[Records from a collection]
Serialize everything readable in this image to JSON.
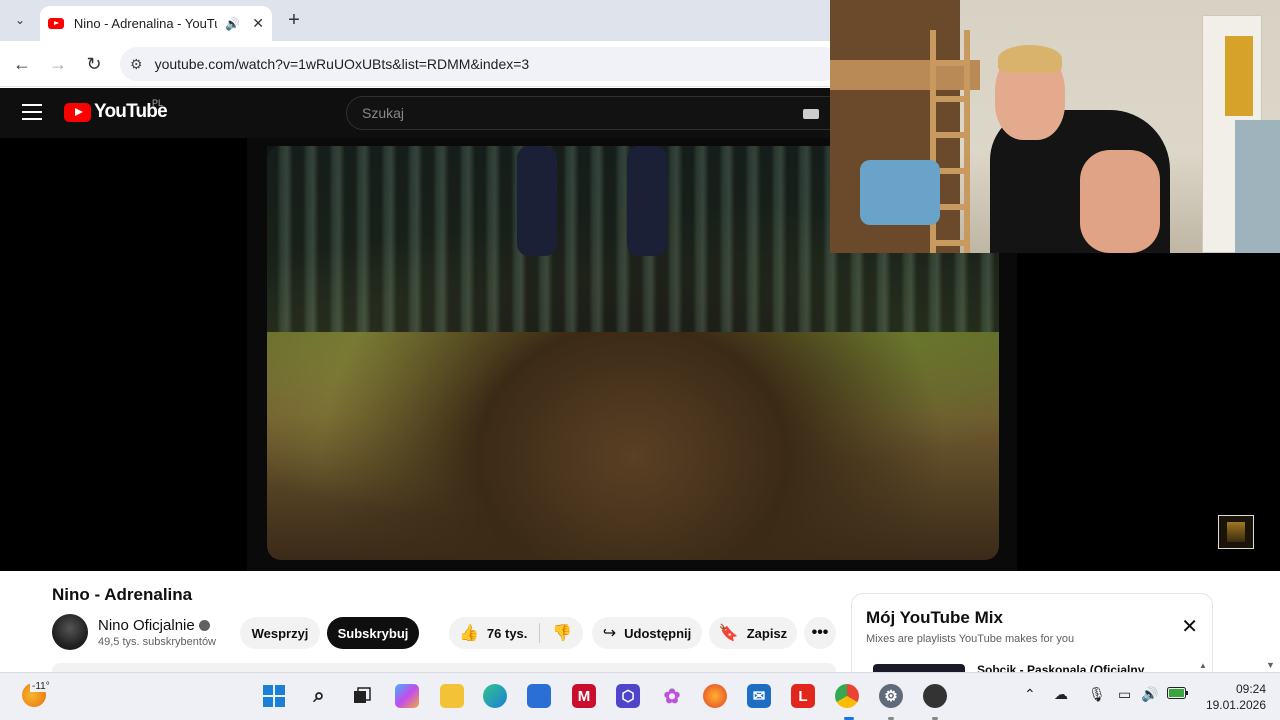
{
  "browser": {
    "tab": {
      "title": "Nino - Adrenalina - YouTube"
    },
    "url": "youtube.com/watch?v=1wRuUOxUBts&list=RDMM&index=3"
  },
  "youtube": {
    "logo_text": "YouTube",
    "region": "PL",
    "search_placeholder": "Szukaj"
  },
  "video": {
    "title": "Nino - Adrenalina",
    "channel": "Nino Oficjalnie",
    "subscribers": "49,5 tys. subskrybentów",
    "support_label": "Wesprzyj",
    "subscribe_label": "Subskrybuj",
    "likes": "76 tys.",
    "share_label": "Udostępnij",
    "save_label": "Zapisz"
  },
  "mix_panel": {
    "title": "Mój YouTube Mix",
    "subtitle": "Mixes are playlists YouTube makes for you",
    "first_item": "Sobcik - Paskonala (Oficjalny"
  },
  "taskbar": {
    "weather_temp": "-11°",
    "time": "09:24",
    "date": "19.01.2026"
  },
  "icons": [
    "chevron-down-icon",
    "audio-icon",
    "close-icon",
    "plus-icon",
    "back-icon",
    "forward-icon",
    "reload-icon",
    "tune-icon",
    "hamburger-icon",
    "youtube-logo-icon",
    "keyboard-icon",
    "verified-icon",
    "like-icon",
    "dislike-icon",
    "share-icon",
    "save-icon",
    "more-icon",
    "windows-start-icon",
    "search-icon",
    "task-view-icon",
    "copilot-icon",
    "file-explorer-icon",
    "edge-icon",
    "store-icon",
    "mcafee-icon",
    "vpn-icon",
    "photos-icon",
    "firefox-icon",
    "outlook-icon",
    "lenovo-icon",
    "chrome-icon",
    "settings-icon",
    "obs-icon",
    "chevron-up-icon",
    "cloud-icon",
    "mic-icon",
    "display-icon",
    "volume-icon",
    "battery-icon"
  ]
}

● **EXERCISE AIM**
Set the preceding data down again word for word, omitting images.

● **RESULT OF THE TASK**
Serialize everything readable in this image to JSON.
{
  "browser": {
    "tab": {
      "title": "Nino - Adrenalina - YouTube"
    },
    "url": "youtube.com/watch?v=1wRuUOxUBts&list=RDMM&index=3"
  },
  "youtube": {
    "logo_text": "YouTube",
    "region": "PL",
    "search_placeholder": "Szukaj"
  },
  "video": {
    "title": "Nino - Adrenalina",
    "channel": "Nino Oficjalnie",
    "subscribers": "49,5 tys. subskrybentów",
    "support_label": "Wesprzyj",
    "subscribe_label": "Subskrybuj",
    "likes": "76 tys.",
    "share_label": "Udostępnij",
    "save_label": "Zapisz"
  },
  "mix_panel": {
    "title": "Mój YouTube Mix",
    "subtitle": "Mixes are playlists YouTube makes for you",
    "first_item": "Sobcik - Paskonala (Oficjalny"
  },
  "taskbar": {
    "weather_temp": "-11°",
    "time": "09:24",
    "date": "19.01.2026"
  },
  "icons": [
    "chevron-down-icon",
    "audio-icon",
    "close-icon",
    "plus-icon",
    "back-icon",
    "forward-icon",
    "reload-icon",
    "tune-icon",
    "hamburger-icon",
    "youtube-logo-icon",
    "keyboard-icon",
    "verified-icon",
    "like-icon",
    "dislike-icon",
    "share-icon",
    "save-icon",
    "more-icon",
    "windows-start-icon",
    "search-icon",
    "task-view-icon",
    "copilot-icon",
    "file-explorer-icon",
    "edge-icon",
    "store-icon",
    "mcafee-icon",
    "vpn-icon",
    "photos-icon",
    "firefox-icon",
    "outlook-icon",
    "lenovo-icon",
    "chrome-icon",
    "settings-icon",
    "obs-icon",
    "chevron-up-icon",
    "cloud-icon",
    "mic-icon",
    "display-icon",
    "volume-icon",
    "battery-icon"
  ]
}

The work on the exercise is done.